- Activity
Everything from the line holding "What data populates" to the end of the data must be reproduced exactly; include both boundary lines and nothing else.

──────── Dataset records

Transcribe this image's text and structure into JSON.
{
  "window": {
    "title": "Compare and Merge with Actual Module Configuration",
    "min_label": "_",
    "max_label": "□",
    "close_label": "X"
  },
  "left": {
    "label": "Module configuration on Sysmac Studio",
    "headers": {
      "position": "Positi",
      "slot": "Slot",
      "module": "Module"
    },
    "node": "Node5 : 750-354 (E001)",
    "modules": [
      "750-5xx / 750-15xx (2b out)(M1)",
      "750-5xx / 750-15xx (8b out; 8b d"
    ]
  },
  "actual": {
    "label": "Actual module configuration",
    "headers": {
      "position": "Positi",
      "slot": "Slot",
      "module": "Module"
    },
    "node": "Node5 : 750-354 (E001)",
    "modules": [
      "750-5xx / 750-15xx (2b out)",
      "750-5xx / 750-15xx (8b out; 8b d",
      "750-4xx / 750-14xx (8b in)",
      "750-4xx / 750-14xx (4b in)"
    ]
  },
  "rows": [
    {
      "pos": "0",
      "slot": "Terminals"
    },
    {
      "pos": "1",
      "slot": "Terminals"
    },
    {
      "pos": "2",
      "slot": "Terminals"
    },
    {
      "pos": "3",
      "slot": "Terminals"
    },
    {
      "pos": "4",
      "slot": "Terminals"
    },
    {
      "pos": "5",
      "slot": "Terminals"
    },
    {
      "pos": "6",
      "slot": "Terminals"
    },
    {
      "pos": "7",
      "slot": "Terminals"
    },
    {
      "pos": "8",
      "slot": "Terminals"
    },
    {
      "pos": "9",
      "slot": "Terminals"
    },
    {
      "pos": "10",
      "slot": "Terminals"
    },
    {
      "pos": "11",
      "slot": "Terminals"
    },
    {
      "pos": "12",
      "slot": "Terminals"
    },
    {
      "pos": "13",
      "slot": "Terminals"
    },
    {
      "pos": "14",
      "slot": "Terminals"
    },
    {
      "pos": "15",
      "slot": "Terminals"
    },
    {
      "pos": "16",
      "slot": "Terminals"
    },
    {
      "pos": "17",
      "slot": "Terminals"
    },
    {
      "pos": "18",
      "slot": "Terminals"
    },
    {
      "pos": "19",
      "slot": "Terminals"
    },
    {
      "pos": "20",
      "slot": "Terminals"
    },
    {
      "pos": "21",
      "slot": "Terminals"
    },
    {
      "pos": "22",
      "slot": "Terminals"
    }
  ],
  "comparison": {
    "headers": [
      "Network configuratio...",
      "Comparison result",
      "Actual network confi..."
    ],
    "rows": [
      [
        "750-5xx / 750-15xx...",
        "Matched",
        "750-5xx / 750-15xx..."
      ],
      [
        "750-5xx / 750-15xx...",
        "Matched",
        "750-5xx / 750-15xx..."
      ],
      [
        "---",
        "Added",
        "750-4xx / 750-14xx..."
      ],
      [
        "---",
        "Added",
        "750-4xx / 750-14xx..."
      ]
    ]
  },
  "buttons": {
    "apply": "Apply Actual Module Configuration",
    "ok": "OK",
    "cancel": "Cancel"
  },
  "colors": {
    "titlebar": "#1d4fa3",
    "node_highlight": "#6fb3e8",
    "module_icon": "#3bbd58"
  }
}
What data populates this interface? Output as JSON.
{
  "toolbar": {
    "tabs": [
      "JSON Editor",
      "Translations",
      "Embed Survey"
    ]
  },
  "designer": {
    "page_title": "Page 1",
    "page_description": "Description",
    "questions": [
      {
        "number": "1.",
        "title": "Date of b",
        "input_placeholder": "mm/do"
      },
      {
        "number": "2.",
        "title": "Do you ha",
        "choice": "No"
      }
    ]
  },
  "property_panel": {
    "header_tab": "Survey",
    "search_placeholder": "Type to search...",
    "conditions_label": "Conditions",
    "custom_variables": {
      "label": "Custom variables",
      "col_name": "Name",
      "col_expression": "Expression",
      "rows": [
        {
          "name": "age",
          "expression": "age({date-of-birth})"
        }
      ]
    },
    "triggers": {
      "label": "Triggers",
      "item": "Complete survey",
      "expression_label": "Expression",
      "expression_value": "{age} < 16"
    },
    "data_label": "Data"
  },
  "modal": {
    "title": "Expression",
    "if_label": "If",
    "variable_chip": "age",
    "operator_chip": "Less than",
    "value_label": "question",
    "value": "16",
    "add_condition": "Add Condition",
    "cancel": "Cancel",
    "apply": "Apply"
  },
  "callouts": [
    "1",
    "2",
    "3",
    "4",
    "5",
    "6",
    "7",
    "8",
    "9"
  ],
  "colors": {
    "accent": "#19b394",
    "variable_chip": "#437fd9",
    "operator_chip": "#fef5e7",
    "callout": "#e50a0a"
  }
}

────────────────

- Result
What data populates this interface? Output as JSON.
{
  "toolbar": {
    "tabs": [
      "JSON Editor",
      "Translations",
      "Embed Survey"
    ]
  },
  "designer": {
    "page_title": "Page 1",
    "page_description": "Description",
    "questions": [
      {
        "number": "1.",
        "title": "Date of b",
        "input_placeholder": "mm/do"
      },
      {
        "number": "2.",
        "title": "Do you ha",
        "choice": "No"
      }
    ]
  },
  "property_panel": {
    "header_tab": "Survey",
    "search_placeholder": "Type to search...",
    "conditions_label": "Conditions",
    "custom_variables": {
      "label": "Custom variables",
      "col_name": "Name",
      "col_expression": "Expression",
      "rows": [
        {
          "name": "age",
          "expression": "age({date-of-birth})"
        }
      ]
    },
    "triggers": {
      "label": "Triggers",
      "item": "Complete survey",
      "expression_label": "Expression",
      "expression_value": "{age} < 16"
    },
    "data_label": "Data"
  },
  "modal": {
    "title": "Expression",
    "if_label": "If",
    "variable_chip": "age",
    "operator_chip": "Less than",
    "value_label": "question",
    "value": "16",
    "add_condition": "Add Condition",
    "cancel": "Cancel",
    "apply": "Apply"
  },
  "callouts": [
    "1",
    "2",
    "3",
    "4",
    "5",
    "6",
    "7",
    "8",
    "9"
  ],
  "colors": {
    "accent": "#19b394",
    "variable_chip": "#437fd9",
    "operator_chip": "#fef5e7",
    "callout": "#e50a0a"
  }
}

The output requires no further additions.